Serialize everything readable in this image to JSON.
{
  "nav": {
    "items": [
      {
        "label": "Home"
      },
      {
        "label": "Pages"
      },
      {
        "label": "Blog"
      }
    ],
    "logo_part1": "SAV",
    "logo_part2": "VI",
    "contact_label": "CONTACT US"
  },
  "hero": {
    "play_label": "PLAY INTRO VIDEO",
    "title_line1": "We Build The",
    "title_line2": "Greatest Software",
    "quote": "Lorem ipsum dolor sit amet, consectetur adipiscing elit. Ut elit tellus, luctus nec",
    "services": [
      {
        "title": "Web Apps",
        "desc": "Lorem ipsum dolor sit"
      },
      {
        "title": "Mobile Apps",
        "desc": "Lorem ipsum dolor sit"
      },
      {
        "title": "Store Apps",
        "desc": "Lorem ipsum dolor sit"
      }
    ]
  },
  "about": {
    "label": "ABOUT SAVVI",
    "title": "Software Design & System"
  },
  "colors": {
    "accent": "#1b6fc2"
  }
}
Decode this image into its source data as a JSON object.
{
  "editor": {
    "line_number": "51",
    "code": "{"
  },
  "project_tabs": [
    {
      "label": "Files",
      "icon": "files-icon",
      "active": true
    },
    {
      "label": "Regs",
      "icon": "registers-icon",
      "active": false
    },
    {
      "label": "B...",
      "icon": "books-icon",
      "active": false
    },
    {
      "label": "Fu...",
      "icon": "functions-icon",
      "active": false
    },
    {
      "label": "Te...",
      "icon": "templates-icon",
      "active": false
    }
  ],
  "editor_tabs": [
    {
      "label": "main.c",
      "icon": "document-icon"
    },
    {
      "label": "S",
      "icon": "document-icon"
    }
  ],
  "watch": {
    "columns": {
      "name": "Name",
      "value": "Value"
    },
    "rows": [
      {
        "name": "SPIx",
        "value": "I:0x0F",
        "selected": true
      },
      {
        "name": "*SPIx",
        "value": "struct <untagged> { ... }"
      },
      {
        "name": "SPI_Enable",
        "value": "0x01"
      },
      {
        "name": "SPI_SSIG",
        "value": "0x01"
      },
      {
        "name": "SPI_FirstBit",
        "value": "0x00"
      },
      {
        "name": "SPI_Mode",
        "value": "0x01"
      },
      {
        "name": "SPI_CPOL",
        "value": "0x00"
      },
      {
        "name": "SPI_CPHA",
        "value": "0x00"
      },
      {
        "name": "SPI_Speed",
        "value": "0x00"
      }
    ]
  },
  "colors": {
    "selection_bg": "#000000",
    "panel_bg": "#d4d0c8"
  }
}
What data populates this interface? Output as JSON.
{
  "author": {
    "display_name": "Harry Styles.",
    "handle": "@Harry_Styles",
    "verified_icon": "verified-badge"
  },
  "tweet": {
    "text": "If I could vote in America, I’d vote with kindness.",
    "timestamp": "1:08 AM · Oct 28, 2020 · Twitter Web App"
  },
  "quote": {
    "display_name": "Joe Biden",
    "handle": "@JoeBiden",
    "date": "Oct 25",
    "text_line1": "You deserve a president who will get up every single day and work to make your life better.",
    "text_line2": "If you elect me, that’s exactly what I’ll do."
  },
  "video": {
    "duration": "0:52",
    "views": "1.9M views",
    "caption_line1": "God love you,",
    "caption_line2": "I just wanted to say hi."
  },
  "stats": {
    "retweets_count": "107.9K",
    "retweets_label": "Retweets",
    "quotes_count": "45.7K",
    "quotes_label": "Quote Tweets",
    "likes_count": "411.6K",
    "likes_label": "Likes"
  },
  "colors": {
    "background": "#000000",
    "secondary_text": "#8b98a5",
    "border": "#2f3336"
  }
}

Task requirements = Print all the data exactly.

Response =
Serialize everything readable in this image to JSON.
{
  "nav": {
    "items": [
      {
        "label": "Home"
      },
      {
        "label": "Pages"
      },
      {
        "label": "Blog"
      }
    ],
    "logo_part1": "SAV",
    "logo_part2": "VI",
    "contact_label": "CONTACT US"
  },
  "hero": {
    "play_label": "PLAY INTRO VIDEO",
    "title_line1": "We Build The",
    "title_line2": "Greatest Software",
    "quote": "Lorem ipsum dolor sit amet, consectetur adipiscing elit. Ut elit tellus, luctus nec",
    "services": [
      {
        "title": "Web Apps",
        "desc": "Lorem ipsum dolor sit"
      },
      {
        "title": "Mobile Apps",
        "desc": "Lorem ipsum dolor sit"
      },
      {
        "title": "Store Apps",
        "desc": "Lorem ipsum dolor sit"
      }
    ]
  },
  "about": {
    "label": "ABOUT SAVVI",
    "title": "Software Design & System"
  },
  "colors": {
    "accent": "#1b6fc2"
  }
}
Decode this image into its source data as a JSON object.
{
  "editor": {
    "line_number": "51",
    "code": "{"
  },
  "project_tabs": [
    {
      "label": "Files",
      "icon": "files-icon",
      "active": true
    },
    {
      "label": "Regs",
      "icon": "registers-icon",
      "active": false
    },
    {
      "label": "B...",
      "icon": "books-icon",
      "active": false
    },
    {
      "label": "Fu...",
      "icon": "functions-icon",
      "active": false
    },
    {
      "label": "Te...",
      "icon": "templates-icon",
      "active": false
    }
  ],
  "editor_tabs": [
    {
      "label": "main.c",
      "icon": "document-icon"
    },
    {
      "label": "S",
      "icon": "document-icon"
    }
  ],
  "watch": {
    "columns": {
      "name": "Name",
      "value": "Value"
    },
    "rows": [
      {
        "name": "SPIx",
        "value": "I:0x0F",
        "selected": true
      },
      {
        "name": "*SPIx",
        "value": "struct <untagged> { ... }"
      },
      {
        "name": "SPI_Enable",
        "value": "0x01"
      },
      {
        "name": "SPI_SSIG",
        "value": "0x01"
      },
      {
        "name": "SPI_FirstBit",
        "value": "0x00"
      },
      {
        "name": "SPI_Mode",
        "value": "0x01"
      },
      {
        "name": "SPI_CPOL",
        "value": "0x00"
      },
      {
        "name": "SPI_CPHA",
        "value": "0x00"
      },
      {
        "name": "SPI_Speed",
        "value": "0x00"
      }
    ]
  },
  "colors": {
    "selection_bg": "#000000",
    "panel_bg": "#d4d0c8"
  }
}
What data populates this interface? Output as JSON.
{
  "author": {
    "display_name": "Harry Styles.",
    "handle": "@Harry_Styles",
    "verified_icon": "verified-badge"
  },
  "tweet": {
    "text": "If I could vote in America, I’d vote with kindness.",
    "timestamp": "1:08 AM · Oct 28, 2020 · Twitter Web App"
  },
  "quote": {
    "display_name": "Joe Biden",
    "handle": "@JoeBiden",
    "date": "Oct 25",
    "text_line1": "You deserve a president who will get up every single day and work to make your life better.",
    "text_line2": "If you elect me, that’s exactly what I’ll do."
  },
  "video": {
    "duration": "0:52",
    "views": "1.9M views",
    "caption_line1": "God love you,",
    "caption_line2": "I just wanted to say hi."
  },
  "stats": {
    "retweets_count": "107.9K",
    "retweets_label": "Retweets",
    "quotes_count": "45.7K",
    "quotes_label": "Quote Tweets",
    "likes_count": "411.6K",
    "likes_label": "Likes"
  },
  "colors": {
    "background": "#000000",
    "secondary_text": "#8b98a5",
    "border": "#2f3336"
  }
}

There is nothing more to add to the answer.